[Component data from apps and pages]
※

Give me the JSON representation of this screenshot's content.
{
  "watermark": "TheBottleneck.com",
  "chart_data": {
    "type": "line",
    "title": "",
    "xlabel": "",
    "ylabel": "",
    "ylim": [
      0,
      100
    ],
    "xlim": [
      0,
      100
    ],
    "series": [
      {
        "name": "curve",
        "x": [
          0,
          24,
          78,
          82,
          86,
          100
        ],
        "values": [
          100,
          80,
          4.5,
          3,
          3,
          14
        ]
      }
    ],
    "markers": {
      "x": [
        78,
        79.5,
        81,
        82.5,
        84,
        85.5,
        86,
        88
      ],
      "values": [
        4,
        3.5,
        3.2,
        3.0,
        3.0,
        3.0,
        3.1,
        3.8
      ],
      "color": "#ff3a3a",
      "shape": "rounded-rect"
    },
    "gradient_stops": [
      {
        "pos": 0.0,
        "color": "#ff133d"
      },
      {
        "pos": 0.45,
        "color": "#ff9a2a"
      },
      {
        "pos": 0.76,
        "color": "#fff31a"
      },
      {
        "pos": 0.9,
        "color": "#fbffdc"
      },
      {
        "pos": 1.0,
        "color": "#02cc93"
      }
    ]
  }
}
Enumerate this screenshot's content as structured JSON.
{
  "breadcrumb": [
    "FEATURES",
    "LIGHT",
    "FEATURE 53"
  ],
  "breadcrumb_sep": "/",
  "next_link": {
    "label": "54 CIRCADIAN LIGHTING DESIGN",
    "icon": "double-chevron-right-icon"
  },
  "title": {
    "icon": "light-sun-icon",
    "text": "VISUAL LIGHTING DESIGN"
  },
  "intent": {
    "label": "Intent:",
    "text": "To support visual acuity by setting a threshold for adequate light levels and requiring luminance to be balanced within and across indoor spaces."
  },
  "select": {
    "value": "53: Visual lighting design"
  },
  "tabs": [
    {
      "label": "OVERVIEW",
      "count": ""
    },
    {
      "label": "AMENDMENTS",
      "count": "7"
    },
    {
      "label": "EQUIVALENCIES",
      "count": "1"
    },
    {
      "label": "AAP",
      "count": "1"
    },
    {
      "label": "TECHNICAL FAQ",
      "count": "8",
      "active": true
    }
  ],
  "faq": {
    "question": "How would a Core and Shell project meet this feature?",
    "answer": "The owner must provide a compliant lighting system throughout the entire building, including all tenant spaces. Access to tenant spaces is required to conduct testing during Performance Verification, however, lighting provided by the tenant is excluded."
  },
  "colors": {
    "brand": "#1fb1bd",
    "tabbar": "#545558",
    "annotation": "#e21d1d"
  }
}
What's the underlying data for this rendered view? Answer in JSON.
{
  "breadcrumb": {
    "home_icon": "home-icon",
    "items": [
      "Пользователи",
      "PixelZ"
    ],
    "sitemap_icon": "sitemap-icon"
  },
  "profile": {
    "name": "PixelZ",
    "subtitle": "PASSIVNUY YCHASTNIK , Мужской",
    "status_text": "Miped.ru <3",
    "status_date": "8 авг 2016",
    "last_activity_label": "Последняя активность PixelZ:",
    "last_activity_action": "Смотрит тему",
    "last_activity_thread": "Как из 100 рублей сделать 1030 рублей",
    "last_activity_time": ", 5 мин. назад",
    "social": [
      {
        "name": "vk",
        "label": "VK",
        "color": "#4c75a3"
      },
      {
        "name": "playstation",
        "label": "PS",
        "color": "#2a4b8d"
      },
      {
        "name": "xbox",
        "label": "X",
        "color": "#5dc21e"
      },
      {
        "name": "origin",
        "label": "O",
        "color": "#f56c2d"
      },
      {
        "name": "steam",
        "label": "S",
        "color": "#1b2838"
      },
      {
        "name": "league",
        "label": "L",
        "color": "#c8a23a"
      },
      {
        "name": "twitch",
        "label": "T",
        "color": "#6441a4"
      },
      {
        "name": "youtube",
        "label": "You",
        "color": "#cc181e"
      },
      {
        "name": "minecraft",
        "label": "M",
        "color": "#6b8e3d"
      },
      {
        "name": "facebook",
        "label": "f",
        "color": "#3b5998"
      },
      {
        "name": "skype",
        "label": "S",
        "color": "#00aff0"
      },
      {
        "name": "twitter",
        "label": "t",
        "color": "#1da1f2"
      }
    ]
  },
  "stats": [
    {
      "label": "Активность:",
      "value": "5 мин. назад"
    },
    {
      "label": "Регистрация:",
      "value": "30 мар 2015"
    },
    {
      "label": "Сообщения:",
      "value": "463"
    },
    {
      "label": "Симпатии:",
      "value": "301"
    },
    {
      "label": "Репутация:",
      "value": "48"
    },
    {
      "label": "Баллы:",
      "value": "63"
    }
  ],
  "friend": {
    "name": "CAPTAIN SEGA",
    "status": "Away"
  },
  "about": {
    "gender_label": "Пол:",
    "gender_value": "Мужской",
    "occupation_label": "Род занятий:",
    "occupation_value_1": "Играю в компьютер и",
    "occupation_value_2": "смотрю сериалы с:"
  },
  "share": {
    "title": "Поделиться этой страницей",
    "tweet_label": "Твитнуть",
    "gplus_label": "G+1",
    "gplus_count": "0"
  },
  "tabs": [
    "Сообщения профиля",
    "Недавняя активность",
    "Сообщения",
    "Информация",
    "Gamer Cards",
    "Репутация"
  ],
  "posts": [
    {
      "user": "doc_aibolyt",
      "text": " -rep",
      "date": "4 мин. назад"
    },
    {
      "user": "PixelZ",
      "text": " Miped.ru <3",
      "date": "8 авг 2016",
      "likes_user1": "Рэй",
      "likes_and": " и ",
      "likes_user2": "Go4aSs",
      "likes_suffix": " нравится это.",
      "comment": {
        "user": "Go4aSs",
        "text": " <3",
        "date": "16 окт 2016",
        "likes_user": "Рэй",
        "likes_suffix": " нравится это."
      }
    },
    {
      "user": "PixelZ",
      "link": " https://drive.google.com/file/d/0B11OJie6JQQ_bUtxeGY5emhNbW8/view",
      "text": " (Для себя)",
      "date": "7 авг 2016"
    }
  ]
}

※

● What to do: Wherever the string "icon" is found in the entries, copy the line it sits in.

● Reply to the task:
    "icon": "double-chevron-right-icon"
    "icon": "light-sun-icon",
    "home_icon": "home-icon",
    "sitemap_icon": "sitemap-icon"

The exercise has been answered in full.